[Data about app and page elements]
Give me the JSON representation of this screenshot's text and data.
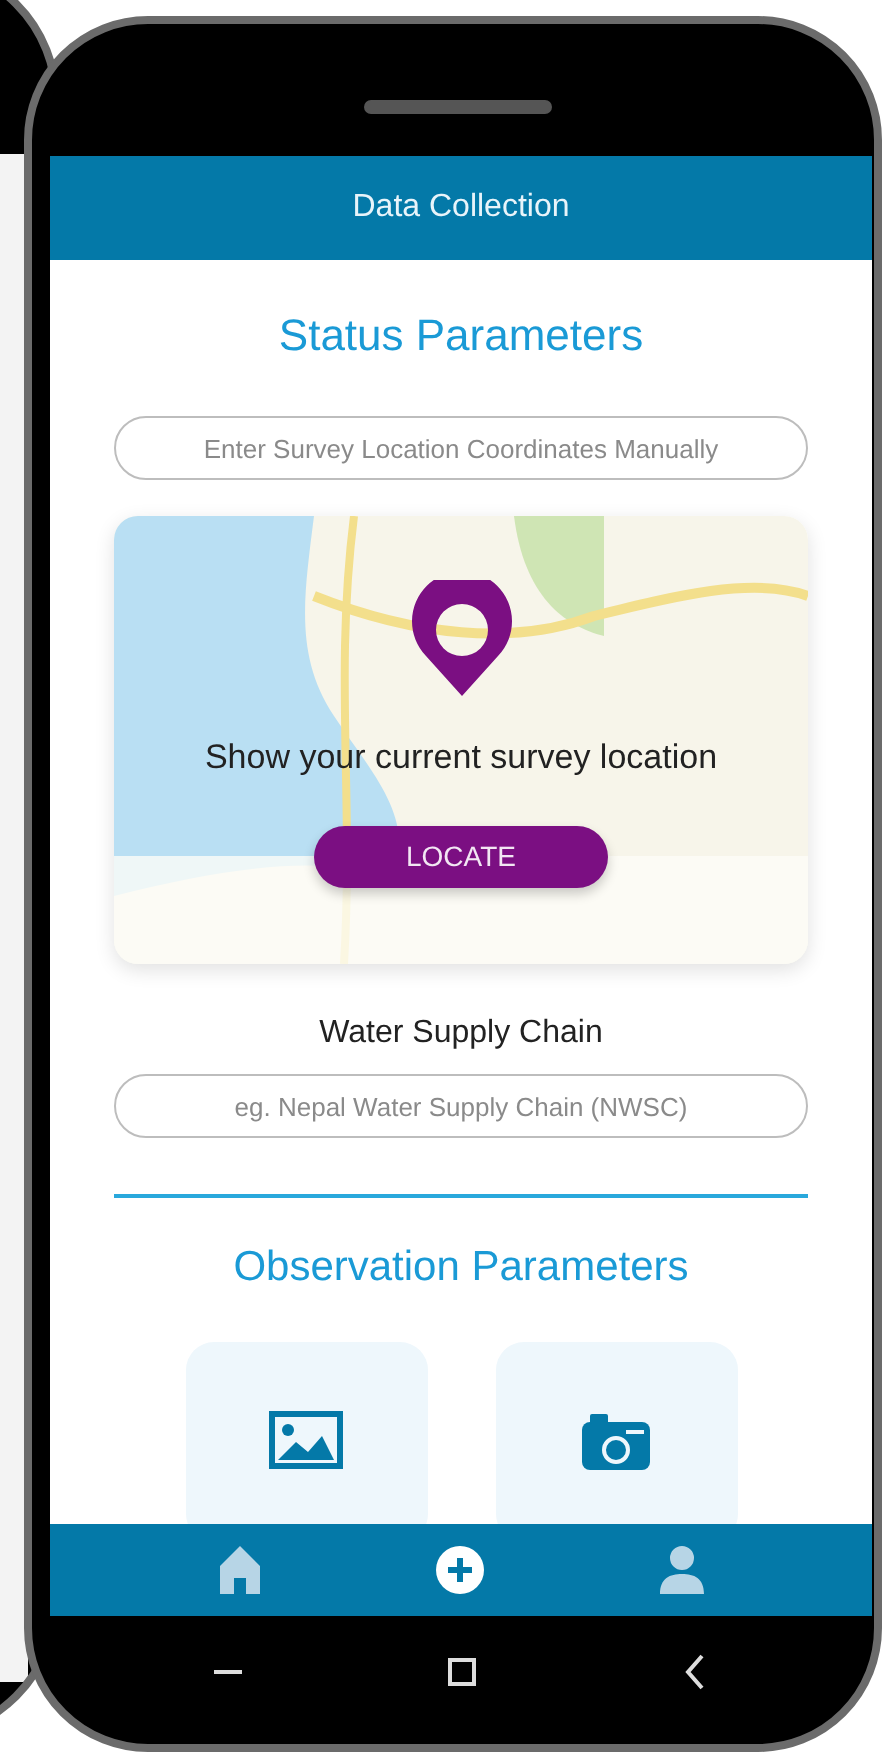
{
  "header": {
    "title": "Data Collection"
  },
  "status_section": {
    "heading": "Status Parameters",
    "coordinates_field": {
      "placeholder": "Enter Survey Location Coordinates Manually"
    },
    "map_card": {
      "message": "Show your current survey location",
      "button": "LOCATE"
    },
    "supply_chain": {
      "label": "Water Supply Chain",
      "placeholder": "eg. Nepal Water Supply Chain (NWSC)"
    }
  },
  "observation_section": {
    "heading": "Observation Parameters",
    "tiles": [
      {
        "kind": "image"
      },
      {
        "kind": "camera"
      }
    ]
  },
  "bottom_nav": [
    {
      "kind": "home",
      "selected": false
    },
    {
      "kind": "add",
      "selected": true
    },
    {
      "kind": "profile",
      "selected": false
    }
  ],
  "system_nav": [
    {
      "kind": "recents"
    },
    {
      "kind": "home"
    },
    {
      "kind": "back"
    }
  ]
}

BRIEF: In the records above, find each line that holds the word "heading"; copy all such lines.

ANSWER TO THIS EXERCISE:
    "heading": "Status Parameters",
    "heading": "Observation Parameters",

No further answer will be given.